Bibb County races
Among all nonpartisan races in Bibb County, there are two contenders for one Magistrate Court judge’s seat: incumbent William Randall and Emory Christian.
Two school board seats are in contention, but only one features an incumbent. In the at-large Post 7 race, James Bumpus -- recently hired as the first Macon-Bibb County director of Small Business Affairs -- is matched against attorney Daryl Morton.
For at-large Post 8, however, incumbent Wanda West is opposed by Darren Latch, who’s in the insurance business.
Two board seats and the chairmanship are available on the Macon Water Authority, and those posts have attracted nine candidates.
Former Bibb County Commission Chairman Sam Hart, businessman and perennial candidate David Cousino, and Stephen Rickman are running for the chairmanship. Rickman held the District 3 water board seat until he resigned to run for chairman.
District 1 incumbent Dorothy Black seeks to hold her seat against chiropractor Anissa Jones, while four candidates seek the District 3 seat Rickman vacated.
Industrial supply salesman Ed Hatcher, real estate agent Dwight Jones, civil engineer Steve Skalko and Brown & Williamson retiree Alan Thiese are the District 3 contenders.
Houston County races
There are two Republican contenders for the job of State Court clerk: incumbent Kendra Simons and challenger Aly Stuckart.
Two nonpartisan school board at-large seats are up for grabs, with no incumbents in the fight. In District 6, Sheila Ashley, Griff Clements and Hoke Morrow are the contenders.
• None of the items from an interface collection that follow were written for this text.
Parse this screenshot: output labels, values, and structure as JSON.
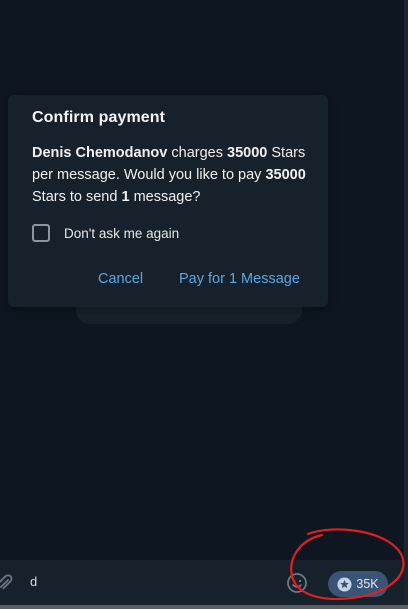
{
  "dialog": {
    "title": "Confirm payment",
    "body": {
      "name": "Denis Chemodanov",
      "t1": " charges ",
      "amount1": "35000",
      "t2": " Stars per message. Would you like to pay ",
      "amount2": "35000",
      "t3": " Stars to send ",
      "count": "1",
      "t4": " message?"
    },
    "checkbox_label": "Don't ask me again",
    "checkbox_checked": false,
    "cancel_label": "Cancel",
    "pay_label": "Pay for 1 Message"
  },
  "input_bar": {
    "message_text": "d",
    "attach_icon": "paperclip-icon",
    "emoji_icon": "emoji-icon",
    "stars_label": "35K",
    "stars_icon": "star-icon"
  },
  "colors": {
    "background": "#0e1621",
    "dialog": "#17212b",
    "accent": "#5aa7e6",
    "stars_pill": "#3a5476",
    "annotation": "#e0201f"
  }
}
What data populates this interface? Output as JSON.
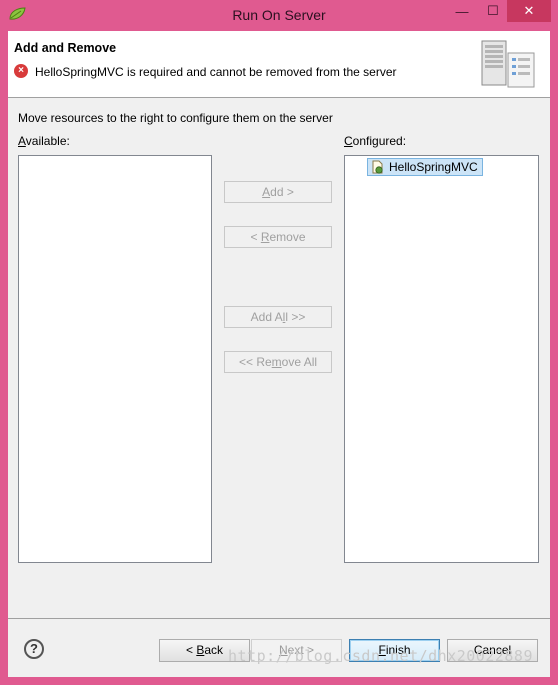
{
  "window": {
    "title": "Run On Server",
    "controls": {
      "minimize": "—",
      "maximize": "☐",
      "close": "✕"
    }
  },
  "banner": {
    "title": "Add and Remove",
    "error_message": "HelloSpringMVC is required and cannot be removed from the server",
    "error_icon": "×"
  },
  "instruction": "Move resources to the right to configure them on the server",
  "available": {
    "label": "Available:",
    "items": []
  },
  "configured": {
    "label": "Configured:",
    "items": [
      "HelloSpringMVC"
    ]
  },
  "actions": {
    "add": "Add >",
    "remove": "< Remove",
    "add_all": "Add All >>",
    "remove_all": "<< Remove All"
  },
  "footer": {
    "help": "?",
    "back": "< Back",
    "next": "Next >",
    "finish": "Finish",
    "cancel": "Cancel"
  },
  "watermark": "http://blog.csdn.net/dhx20022889",
  "colors": {
    "titlebar": "#e05a90",
    "close": "#c7375f",
    "selection": "#cce4f7"
  }
}
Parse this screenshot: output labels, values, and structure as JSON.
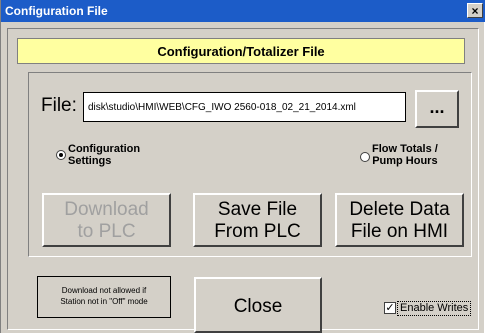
{
  "window": {
    "title": "Configuration File",
    "close_glyph": "×"
  },
  "heading": "Configuration/Totalizer File",
  "file": {
    "label": "File:",
    "value": "disk\\studio\\HMI\\WEB\\CFG_IWO 2560-018_02_21_2014.xml",
    "browse_label": "..."
  },
  "radios": [
    {
      "line1": "Configuration",
      "line2": "Settings",
      "checked": true
    },
    {
      "line1": "Flow Totals /",
      "line2": "Pump Hours",
      "checked": false
    }
  ],
  "buttons": {
    "download": {
      "line1": "Download",
      "line2": "to PLC",
      "enabled": false
    },
    "save": {
      "line1": "Save File",
      "line2": "From PLC"
    },
    "delete": {
      "line1": "Delete Data",
      "line2": "File on HMI"
    },
    "close": "Close"
  },
  "note": {
    "line1": "Download not allowed if",
    "line2": "Station not in \"Off\" mode"
  },
  "enable_writes": {
    "label": "Enable Writes",
    "checked": true,
    "glyph": "✓"
  }
}
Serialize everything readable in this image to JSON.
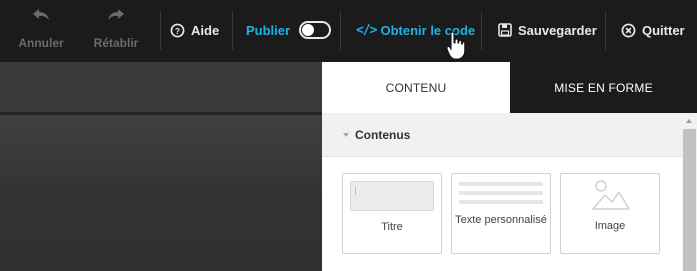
{
  "toolbar": {
    "undo_label": "Annuler",
    "redo_label": "Rétablir",
    "help_label": "Aide",
    "publish_label": "Publier",
    "publish_enabled": false,
    "get_code_label": "Obtenir le code",
    "get_code_glyph": "</>",
    "save_label": "Sauvegarder",
    "quit_label": "Quitter",
    "accent_color": "#23b0e3",
    "disabled_color": "#6b6b6b"
  },
  "panel": {
    "tabs": [
      {
        "label": "CONTENU",
        "active": true
      },
      {
        "label": "MISE EN FORME",
        "active": false
      }
    ],
    "section": {
      "title": "Contenus",
      "items": [
        {
          "label": "Titre",
          "icon": "title-block-icon"
        },
        {
          "label": "Texte personnalisé",
          "icon": "text-lines-icon"
        },
        {
          "label": "Image",
          "icon": "image-icon"
        }
      ]
    }
  }
}
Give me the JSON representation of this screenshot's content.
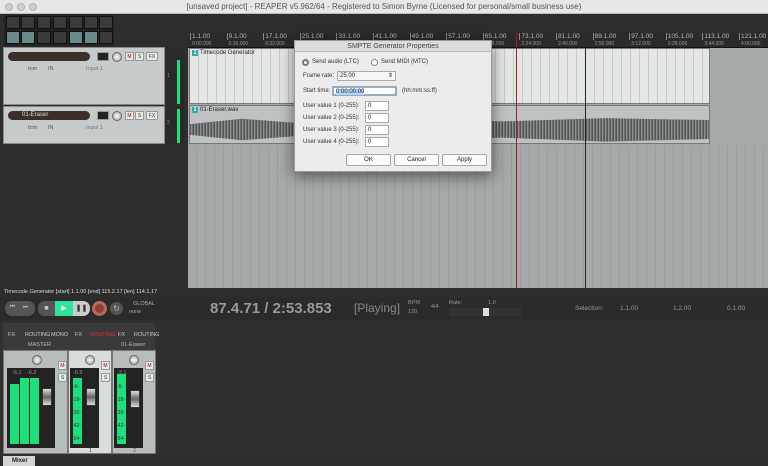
{
  "window": {
    "title": "[unsaved project] - REAPER v5.962/64 - Registered to Simon Byrne (Licensed for personal/small business use)"
  },
  "ruler": {
    "measures": [
      "1.1.00",
      "9.1.00",
      "17.1.00",
      "25.1.00",
      "33.1.00",
      "41.1.00",
      "49.1.00",
      "57.1.00",
      "65.1.00",
      "73.1.00",
      "81.1.00",
      "89.1.00",
      "97.1.00",
      "105.1.00",
      "113.1.00",
      "121.1.00"
    ],
    "times": [
      "0:00.000",
      "0:16.000",
      "0:32.000",
      "0:48.000",
      "1:04.000",
      "1:20.000",
      "1:36.000",
      "1:52.000",
      "2:08.000",
      "2:24.000",
      "2:40.000",
      "2:56.000",
      "3:12.000",
      "3:28.000",
      "3:44.000",
      "4:00.000"
    ]
  },
  "tracks": [
    {
      "name": "",
      "number": "1",
      "input": "Input 1",
      "trim": "trim",
      "in": "IN"
    },
    {
      "name": "01-Eraser",
      "number": "2",
      "input": "Input 1",
      "trim": "trim",
      "in": "IN"
    }
  ],
  "items": [
    {
      "number": "1",
      "name": "Timecode Generator"
    },
    {
      "number": "1",
      "name": "01-Eraser.wav"
    }
  ],
  "dialog": {
    "title": "SMPTE Generator Properties",
    "send_audio": "Send audio (LTC)",
    "send_midi": "Send MIDI (MTC)",
    "selected": "Send audio (LTC)",
    "frame_rate_label": "Frame rate:",
    "frame_rate": "25.00",
    "start_time_label": "Start time:",
    "start_time": "0:00:00:00",
    "start_time_hint": "(hh:mm:ss.ff)",
    "user_values": [
      {
        "label": "User value 1 (0-255):",
        "value": "0"
      },
      {
        "label": "User value 2 (0-255):",
        "value": "0"
      },
      {
        "label": "User value 3 (0-255):",
        "value": "0"
      },
      {
        "label": "User value 4 (0-255):",
        "value": "0"
      }
    ],
    "ok": "OK",
    "cancel": "Cancel",
    "apply": "Apply"
  },
  "status": "Timecode Generator [start] 1.1.00 [end] 115.2.17 [len] 114.1.17",
  "transport": {
    "position": "87.4.71 / 2:53.853",
    "state": "[Playing]",
    "bpm_label": "BPM",
    "bpm": "120",
    "time_sig": "4/4",
    "rate_label": "Rate:",
    "rate": "1.0",
    "global": "GLOBAL",
    "global_mode": "none",
    "selection_label": "Selection:",
    "sel_start": "1.1.00",
    "sel_end": "1.2.00",
    "sel_len": "0.1.00"
  },
  "mixer": {
    "tab": "Mixer",
    "strips": [
      {
        "name": "MASTER",
        "fx": "FX",
        "routing": "ROUTING",
        "mono": "MONO",
        "peaks": [
          "-6.1",
          "-6.2"
        ],
        "number": ""
      },
      {
        "name": "",
        "fx": "FX",
        "routing": "ROUTING",
        "peaks": [
          "-6.9"
        ],
        "number": "1"
      },
      {
        "name": "01-Eraser",
        "fx": "FX",
        "routing": "ROUTING",
        "peaks": [
          "-3.1"
        ],
        "number": "2"
      }
    ],
    "scale": [
      "-6-",
      "-18-",
      "-30-",
      "-42-",
      "-54-"
    ]
  },
  "colors": {
    "accent_green": "#1ee07a",
    "playhead": "#a02020",
    "play_button": "#2ee59d"
  }
}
In District 7 there are five: Tannya Duncan, Robbin Jackson, Andy Rodriguez, Brian Upshaw and Doug Wechsler.
Two board of education seats are up for grabs in Jones County, with each attracting three candidates, none of them incumbents. Tony Blash, Richard Cazort and Ken Hamilton are seeking the District 1 seat, while J.D. Collins, Nancy Nash and Brady Skinner are running for the District 3 seat. There is also a special purpose local option sales tax referendum on the ballot.
The only contested local races in Monroe County are for the District 3 and 4 seats on county commission. District 3 incumbent Patsy Miller faces a challenge from John Ambrose.
In District 4, incumbent Joe Proctor wants to hold his post against former Commissioner Jim Peters and newcomer Jarod Lovett. All five are Republicans.
Peach County has no contested local primary races.
There are two Democratic candidates for the open District 1 seat on the Twiggs County Board of Education. The contenders are Javarez Bryant and Mike Rouse.